So thanks for putting up with the spam! If you like any of the synopses, do click on the Like button so I know if I’m on the right track. Fellow writers would know how incredibly hard it is to condense a 75K word novel into a 150-word synopsis, so on top of working on BLOOD PROMISE and BEFORE I REMEMBER YOU, cleaning up my synopses is what I spent my weekend doing.
But while birthing a synopsis might be torture, it also brings you so much clarity. What is the story you are trying to tell? Sieve out the essential points – character and conflict – and then frame it up prettily in an enticing premise. This synopsis can serve as a guide – albeit a brief one – as you write your novel. Already, I’m seeing my WIPs in a brighter light!
Can’t believe this is the tenth manuscript already!
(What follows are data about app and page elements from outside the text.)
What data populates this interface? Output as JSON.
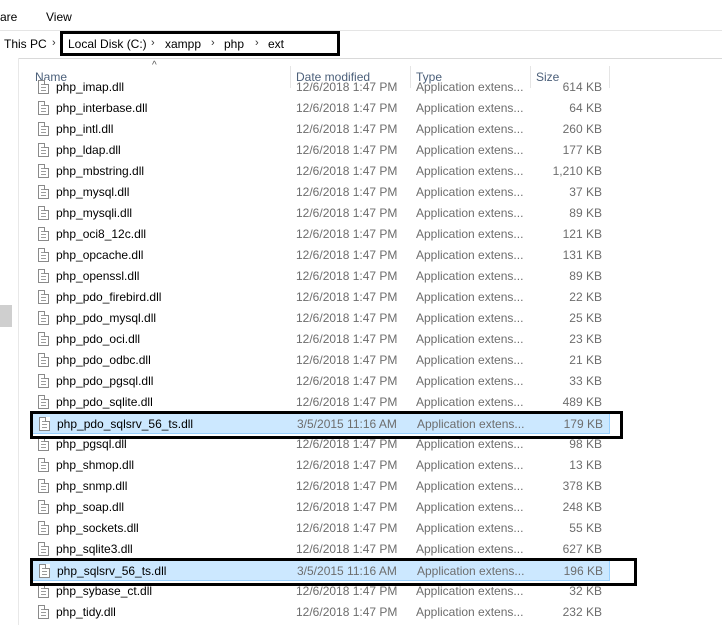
{
  "ribbon": {
    "share_label": "are",
    "view_label": "View"
  },
  "address": {
    "this_pc": "This PC",
    "crumbs": [
      "Local Disk (C:)",
      "xampp",
      "php",
      "ext"
    ]
  },
  "columns": {
    "name": "Name",
    "date": "Date modified",
    "type": "Type",
    "size": "Size"
  },
  "files": [
    {
      "name": "php_imap.dll",
      "date": "12/6/2018 1:47 PM",
      "type": "Application extens...",
      "size": "614 KB"
    },
    {
      "name": "php_interbase.dll",
      "date": "12/6/2018 1:47 PM",
      "type": "Application extens...",
      "size": "64 KB"
    },
    {
      "name": "php_intl.dll",
      "date": "12/6/2018 1:47 PM",
      "type": "Application extens...",
      "size": "260 KB"
    },
    {
      "name": "php_ldap.dll",
      "date": "12/6/2018 1:47 PM",
      "type": "Application extens...",
      "size": "177 KB"
    },
    {
      "name": "php_mbstring.dll",
      "date": "12/6/2018 1:47 PM",
      "type": "Application extens...",
      "size": "1,210 KB"
    },
    {
      "name": "php_mysql.dll",
      "date": "12/6/2018 1:47 PM",
      "type": "Application extens...",
      "size": "37 KB"
    },
    {
      "name": "php_mysqli.dll",
      "date": "12/6/2018 1:47 PM",
      "type": "Application extens...",
      "size": "89 KB"
    },
    {
      "name": "php_oci8_12c.dll",
      "date": "12/6/2018 1:47 PM",
      "type": "Application extens...",
      "size": "121 KB"
    },
    {
      "name": "php_opcache.dll",
      "date": "12/6/2018 1:47 PM",
      "type": "Application extens...",
      "size": "131 KB"
    },
    {
      "name": "php_openssl.dll",
      "date": "12/6/2018 1:47 PM",
      "type": "Application extens...",
      "size": "89 KB"
    },
    {
      "name": "php_pdo_firebird.dll",
      "date": "12/6/2018 1:47 PM",
      "type": "Application extens...",
      "size": "22 KB"
    },
    {
      "name": "php_pdo_mysql.dll",
      "date": "12/6/2018 1:47 PM",
      "type": "Application extens...",
      "size": "25 KB"
    },
    {
      "name": "php_pdo_oci.dll",
      "date": "12/6/2018 1:47 PM",
      "type": "Application extens...",
      "size": "23 KB"
    },
    {
      "name": "php_pdo_odbc.dll",
      "date": "12/6/2018 1:47 PM",
      "type": "Application extens...",
      "size": "21 KB"
    },
    {
      "name": "php_pdo_pgsql.dll",
      "date": "12/6/2018 1:47 PM",
      "type": "Application extens...",
      "size": "33 KB"
    },
    {
      "name": "php_pdo_sqlite.dll",
      "date": "12/6/2018 1:47 PM",
      "type": "Application extens...",
      "size": "489 KB"
    },
    {
      "name": "php_pdo_sqlsrv_56_ts.dll",
      "date": "3/5/2015 11:16 AM",
      "type": "Application extens...",
      "size": "179 KB",
      "selected": true
    },
    {
      "name": "php_pgsql.dll",
      "date": "12/6/2018 1:47 PM",
      "type": "Application extens...",
      "size": "98 KB"
    },
    {
      "name": "php_shmop.dll",
      "date": "12/6/2018 1:47 PM",
      "type": "Application extens...",
      "size": "13 KB"
    },
    {
      "name": "php_snmp.dll",
      "date": "12/6/2018 1:47 PM",
      "type": "Application extens...",
      "size": "378 KB"
    },
    {
      "name": "php_soap.dll",
      "date": "12/6/2018 1:47 PM",
      "type": "Application extens...",
      "size": "248 KB"
    },
    {
      "name": "php_sockets.dll",
      "date": "12/6/2018 1:47 PM",
      "type": "Application extens...",
      "size": "55 KB"
    },
    {
      "name": "php_sqlite3.dll",
      "date": "12/6/2018 1:47 PM",
      "type": "Application extens...",
      "size": "627 KB"
    },
    {
      "name": "php_sqlsrv_56_ts.dll",
      "date": "3/5/2015 11:16 AM",
      "type": "Application extens...",
      "size": "196 KB",
      "selected": true
    },
    {
      "name": "php_sybase_ct.dll",
      "date": "12/6/2018 1:47 PM",
      "type": "Application extens...",
      "size": "32 KB"
    },
    {
      "name": "php_tidy.dll",
      "date": "12/6/2018 1:47 PM",
      "type": "Application extens...",
      "size": "232 KB"
    }
  ]
}
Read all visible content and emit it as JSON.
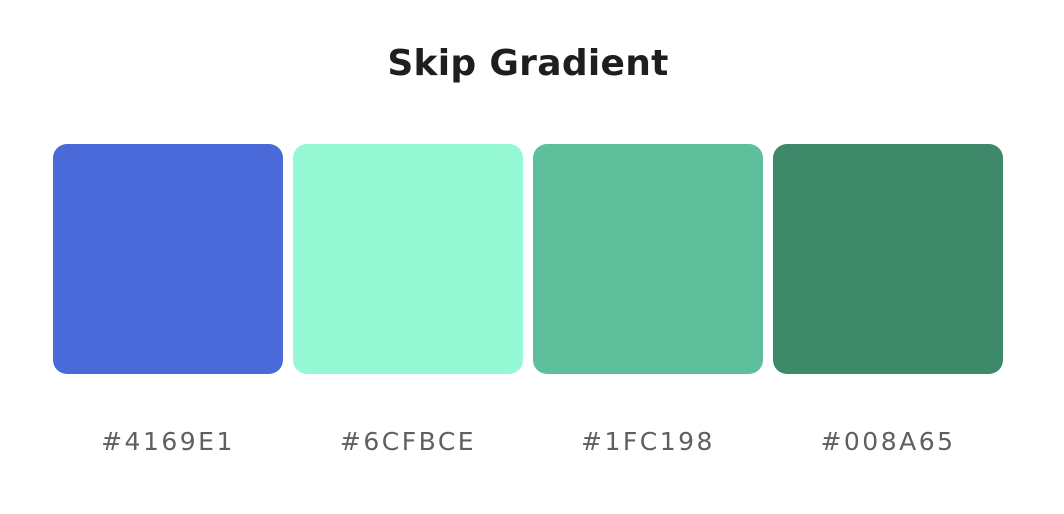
{
  "title": "Skip Gradient",
  "swatches": [
    {
      "label": "#4169E1",
      "display_color": "#4a6ada"
    },
    {
      "label": "#6CFBCE",
      "display_color": "#95f8d4"
    },
    {
      "label": "#1FC198",
      "display_color": "#5dbf9c"
    },
    {
      "label": "#008A65",
      "display_color": "#3d896a"
    }
  ]
}
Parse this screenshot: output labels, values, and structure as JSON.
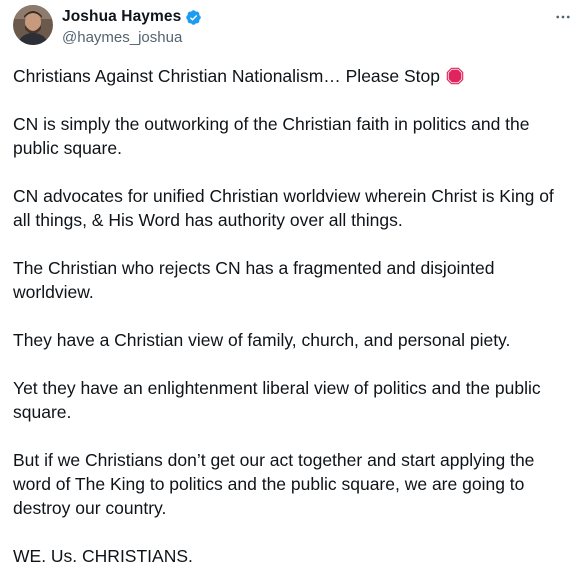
{
  "author": {
    "display_name": "Joshua Haymes",
    "handle": "@haymes_joshua",
    "verified_icon": "verified-badge-icon",
    "verified_color": "#1d9bf0"
  },
  "menu": {
    "icon": "more-horizontal-icon"
  },
  "tweet": {
    "paragraphs": [
      "Christians Against Christian Nationalism… Please Stop",
      "CN is simply the outworking of the Christian faith in politics and the public square.",
      "CN advocates for unified Christian worldview wherein Christ is King of all things, & His Word has authority over all things.",
      "The Christian who rejects CN has a fragmented and disjointed worldview.",
      "They have a Christian view of family, church, and personal piety.",
      "Yet they have an enlightenment liberal view of politics and the public square.",
      "But if we Christians don’t get our act together and start applying the word of The King to politics and the public square, we are going to destroy our country.",
      "WE. Us. CHRISTIANS."
    ],
    "emoji": "stop-sign-icon",
    "emoji_color": "#e0245e"
  }
}
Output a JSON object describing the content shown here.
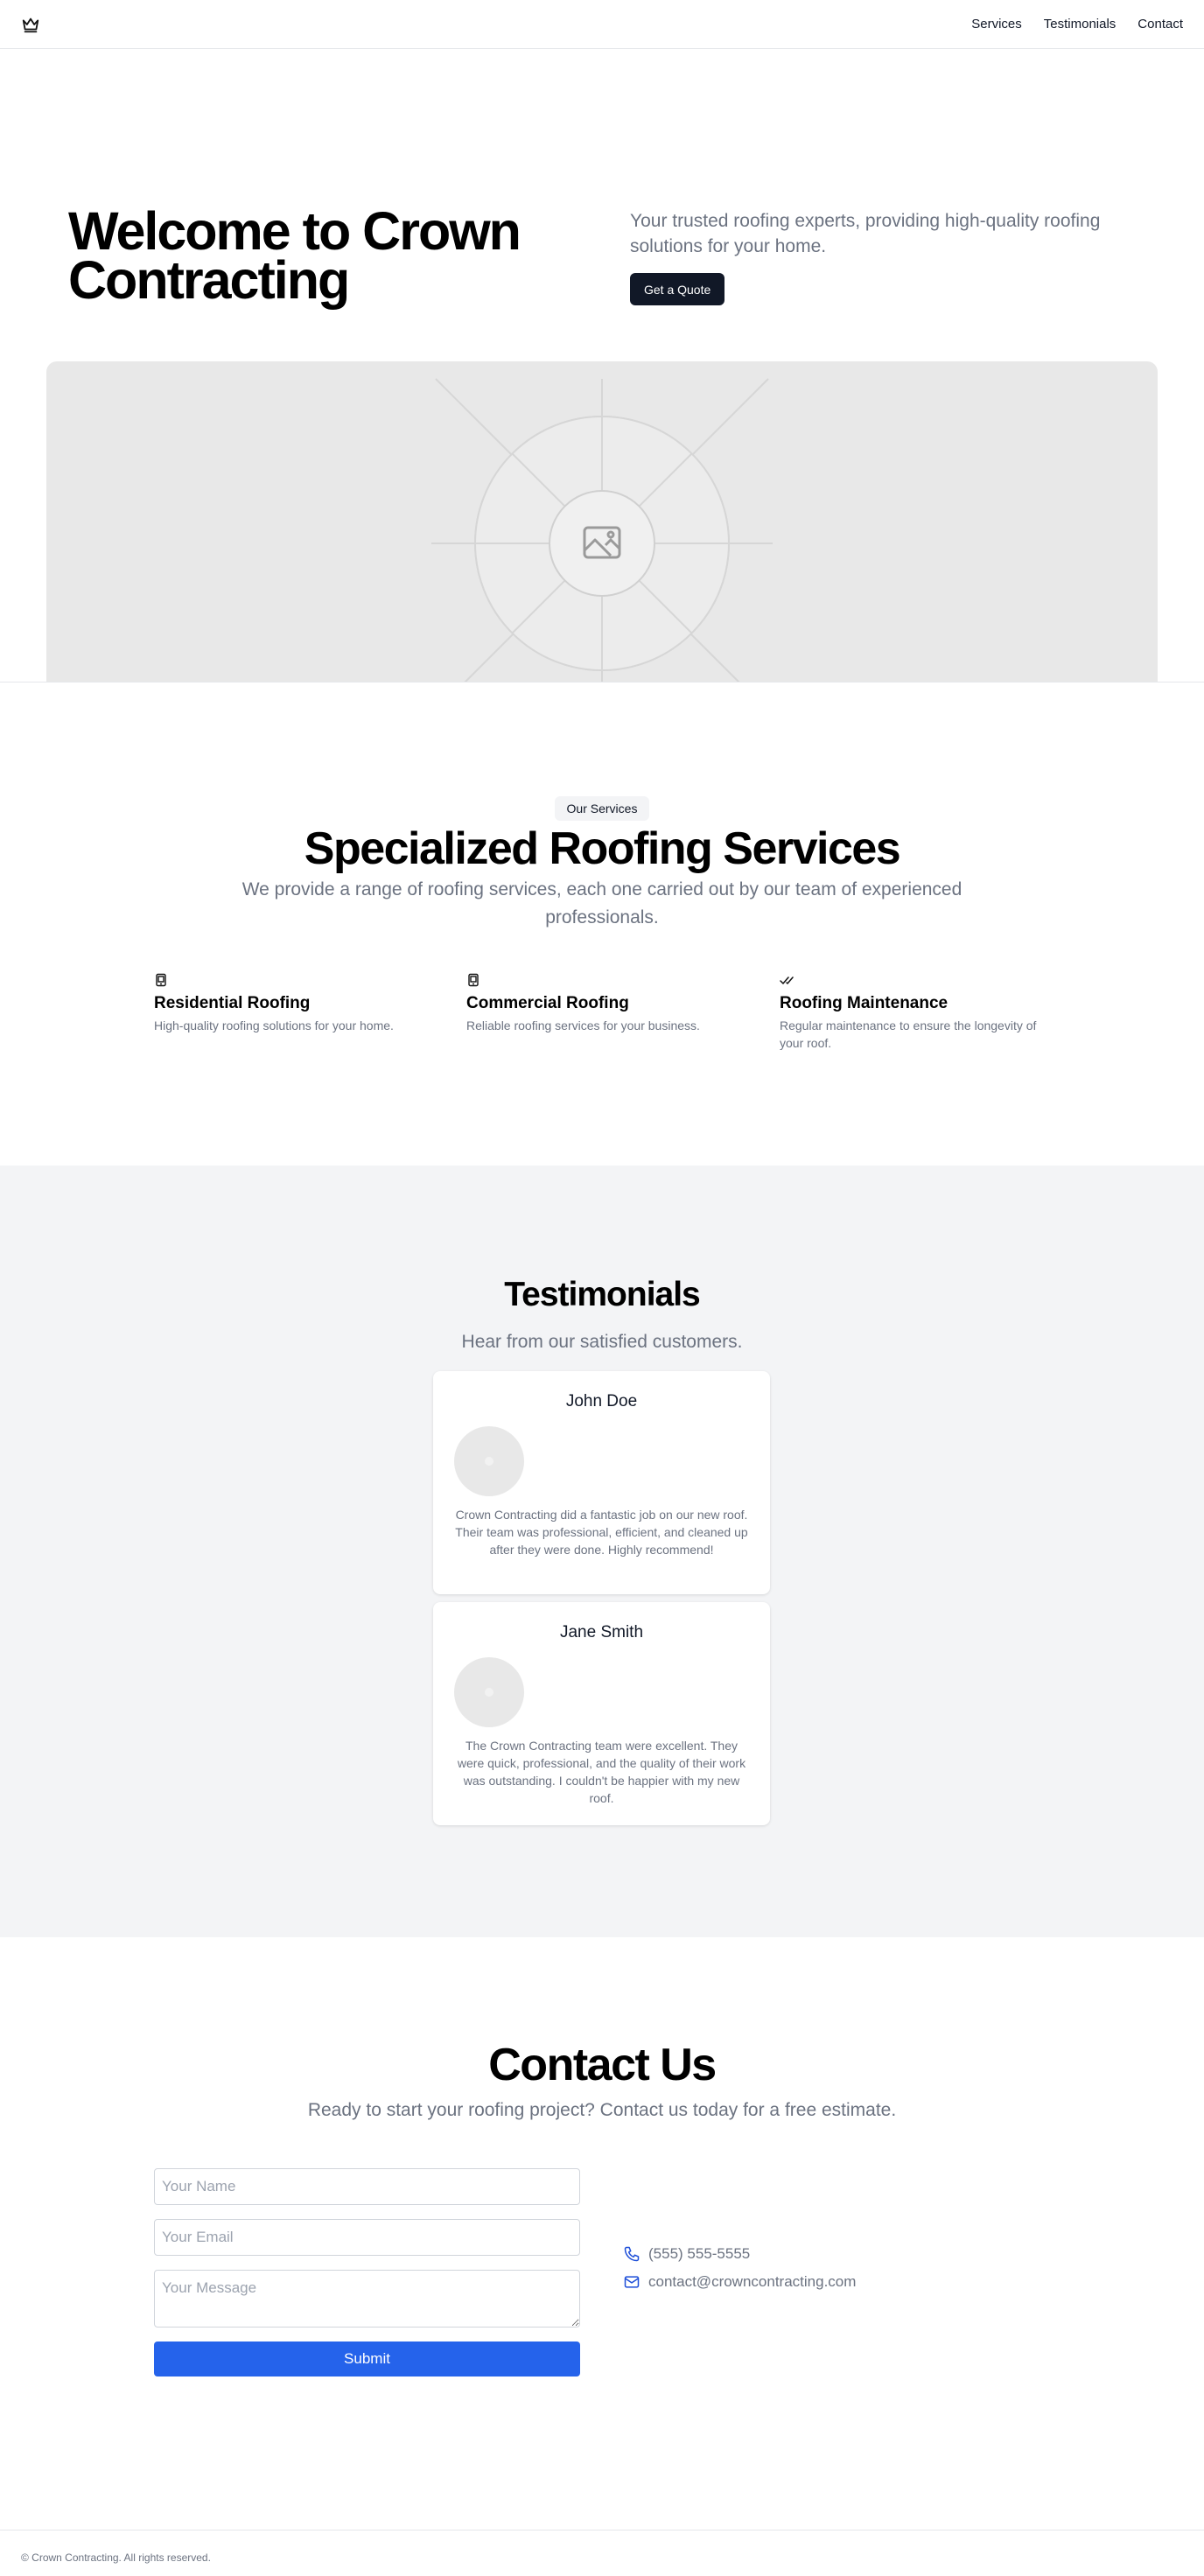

This post by literary agent Kristin Nelson is a good reminder to keep going beyond that.
I started seriously writing novels in late-2008 (no, those written in primary and secondary school don’t count) and submitting them for publication in mid-2009, and every one of them is distinctive of a certain point in my life. It’s like how you listen to a particular song and get transported back in time. Every book is a zeitgeist on its own. They capture the mood and worldview (and state of mind) of the writer, and basically captures a piece of the writer’s soul.
A writer’s stories will probably never mean as much to anyone else but herself, but that’s okay. Because as long as there’s one person who believes in the story – even if that person is herself – that’s all she needs to keep the words coming.
Happy Monday, everyone!